With every line kept intact, print the entries that appear below.

[Excerpts from an interface dataset]

== Segment start ==

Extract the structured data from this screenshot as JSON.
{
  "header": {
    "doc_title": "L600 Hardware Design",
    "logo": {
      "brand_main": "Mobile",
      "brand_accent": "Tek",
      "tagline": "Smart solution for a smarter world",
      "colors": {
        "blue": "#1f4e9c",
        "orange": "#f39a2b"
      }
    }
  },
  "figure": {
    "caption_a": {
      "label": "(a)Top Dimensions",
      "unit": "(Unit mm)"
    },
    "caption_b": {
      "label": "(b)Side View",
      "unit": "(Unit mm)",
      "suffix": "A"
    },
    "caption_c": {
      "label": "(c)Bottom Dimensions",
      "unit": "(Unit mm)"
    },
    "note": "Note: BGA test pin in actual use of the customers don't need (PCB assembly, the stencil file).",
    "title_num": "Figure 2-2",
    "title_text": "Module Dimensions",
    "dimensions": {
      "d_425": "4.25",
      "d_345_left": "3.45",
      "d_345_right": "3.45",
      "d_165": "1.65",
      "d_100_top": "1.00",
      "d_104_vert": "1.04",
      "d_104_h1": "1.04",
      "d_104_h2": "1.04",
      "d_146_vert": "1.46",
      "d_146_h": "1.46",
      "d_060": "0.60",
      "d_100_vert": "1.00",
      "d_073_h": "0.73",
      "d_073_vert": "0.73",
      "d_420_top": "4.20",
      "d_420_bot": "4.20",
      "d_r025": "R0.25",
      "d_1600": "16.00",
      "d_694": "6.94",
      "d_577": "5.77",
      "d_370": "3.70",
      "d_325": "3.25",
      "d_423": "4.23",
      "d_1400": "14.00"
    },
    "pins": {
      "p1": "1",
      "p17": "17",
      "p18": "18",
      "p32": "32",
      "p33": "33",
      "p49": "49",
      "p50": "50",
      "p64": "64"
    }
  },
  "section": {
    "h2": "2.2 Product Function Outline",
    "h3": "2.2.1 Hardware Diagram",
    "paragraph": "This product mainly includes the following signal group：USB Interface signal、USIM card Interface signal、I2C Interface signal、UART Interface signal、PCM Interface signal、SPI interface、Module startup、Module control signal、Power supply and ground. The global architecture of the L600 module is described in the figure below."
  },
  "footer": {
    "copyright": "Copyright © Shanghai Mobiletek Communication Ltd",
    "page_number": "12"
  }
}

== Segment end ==

▶ [Output]
Extract the structured data from this screenshot as JSON.
{
  "header": {
    "doc_title": "L600 Hardware Design",
    "logo": {
      "brand_main": "Mobile",
      "brand_accent": "Tek",
      "tagline": "Smart solution for a smarter world",
      "colors": {
        "blue": "#1f4e9c",
        "orange": "#f39a2b"
      }
    }
  },
  "figure": {
    "caption_a": {
      "label": "(a)Top Dimensions",
      "unit": "(Unit mm)"
    },
    "caption_b": {
      "label": "(b)Side View",
      "unit": "(Unit mm)",
      "suffix": "A"
    },
    "caption_c": {
      "label": "(c)Bottom Dimensions",
      "unit": "(Unit mm)"
    },
    "note": "Note: BGA test pin in actual use of the customers don't need (PCB assembly, the stencil file).",
    "title_num": "Figure 2-2",
    "title_text": "Module Dimensions",
    "dimensions": {
      "d_425": "4.25",
      "d_345_left": "3.45",
      "d_345_right": "3.45",
      "d_165": "1.65",
      "d_100_top": "1.00",
      "d_104_vert": "1.04",
      "d_104_h1": "1.04",
      "d_104_h2": "1.04",
      "d_146_vert": "1.46",
      "d_146_h": "1.46",
      "d_060": "0.60",
      "d_100_vert": "1.00",
      "d_073_h": "0.73",
      "d_073_vert": "0.73",
      "d_420_top": "4.20",
      "d_420_bot": "4.20",
      "d_r025": "R0.25",
      "d_1600": "16.00",
      "d_694": "6.94",
      "d_577": "5.77",
      "d_370": "3.70",
      "d_325": "3.25",
      "d_423": "4.23",
      "d_1400": "14.00"
    },
    "pins": {
      "p1": "1",
      "p17": "17",
      "p18": "18",
      "p32": "32",
      "p33": "33",
      "p49": "49",
      "p50": "50",
      "p64": "64"
    }
  },
  "section": {
    "h2": "2.2 Product Function Outline",
    "h3": "2.2.1 Hardware Diagram",
    "paragraph": "This product mainly includes the following signal group：USB Interface signal、USIM card Interface signal、I2C Interface signal、UART Interface signal、PCM Interface signal、SPI interface、Module startup、Module control signal、Power supply and ground. The global architecture of the L600 module is described in the figure below."
  },
  "footer": {
    "copyright": "Copyright © Shanghai Mobiletek Communication Ltd",
    "page_number": "12"
  }
}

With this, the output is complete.